I first noticed Alaina Stacey when she appeared in a Profiles Theater production of the play, “The Dream of the Burning Boy,” in the spring of 2013. A senior at Whitney Young High School, she turned in a knockout of a performance, portraying a nerdy girl devastated by the sudden death of her brother, and appalled by the memorials devised for him by his unfaithful girlfriend and classmates.
While I fully expected Stacey to head off to college, or to stay in town and continue working on countless other Chicago stages, she did neither of those things. In fact, she proceeded to develop her other major talents as a singer-songwriter.
I initially heard her perform with a small band at Martyr’s, the lively club at 3855 N. Lincoln, and was again mightily impressed — this time by her lush voice, her captivating melodies and lyrics, and her wholly easeful stage presence. And by that time she had decided to take “a gap year” between high school and college, moving down to Nashville to try her luck in the music business.
Fast forward to a couple of weeks ago, once again at Martyrs. Stacey was back in town, visiting with her parents and an older brother, Jordan (a Cornell grad who worked briefly as an actor but “transitioned into film and editing”). And she was performing with Maybe April, the group she formed with two other immensely talented young musicians who are now all based in Nashville — Kristen Castro (of California, a sensational guitarist, as well as vocalist), and Katy Bishop (a golden-voiced singer from Arkansas). The three women, who also were recording several songs for an upcoming album while here (release date to be announced), were next heading off for another gig at the Postock Festival in Albany, Wisc.
The members of Maybe April first teamed up in the summer of 2012 while participating in the Nashville-based GRAMMY Camp that is billed as “the live-in music industry camp where participants with varied interests learn how the music business works and can begin developing a strategy that will increase their chances at having a successful career in music.” It was a magical mix.
The appeal of Maybe April is multifaceted: The lustrous harmonies of the voices; the appealing mix of their personalities; and their winningly under-amplified sound which lends their performance an almost acoustic quality. Those songs are a mix of country/folk-Americana/indie sounds and feature sophisticated lyrics that suggest the glowing beauty of this trio of feminine souls hides a certain amount of heartbreak and worldliness, though not the loss of a romantic spirit.
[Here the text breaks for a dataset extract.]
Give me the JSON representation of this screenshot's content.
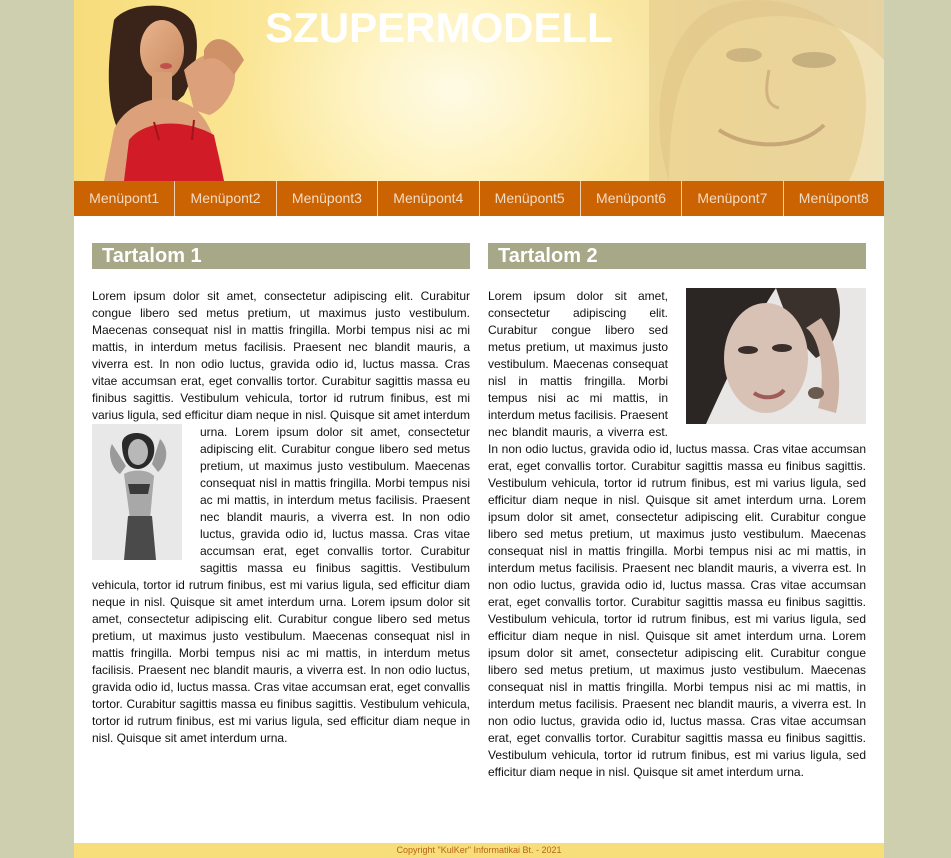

At Martyr’s, Stacey told the story of how the group recently met two of their idols — Bonnie Raitt and Kris Kristofferson. After hearing Maybe April play, Kristofferson told them: “Don’t ever quit.” And that might just keep them going for a very long time to come.
For updates on Maybe April, visit the group’s Facebook page: https://www.facebook.com/MaybeApril. (It already has several Nashville dates on its calendar for the coming months including: Aug. 26th at the Tin Roof Revival; and Sept. 14 and Nov. 1 at the Commodore Grille.)
Here’s a link to Maybe April’s video page: http://www.maybeapril.com/videos/
(Note: The first video on that page links directly to youtube: http://youtu.be/Fjv_M1QILYA ) and is the video collage of a Martyrs’ show filmed earlier this year by Jordan Stacey and John Dickson of Hutchinsons Media (http://www.hutchinsonsmedia.com).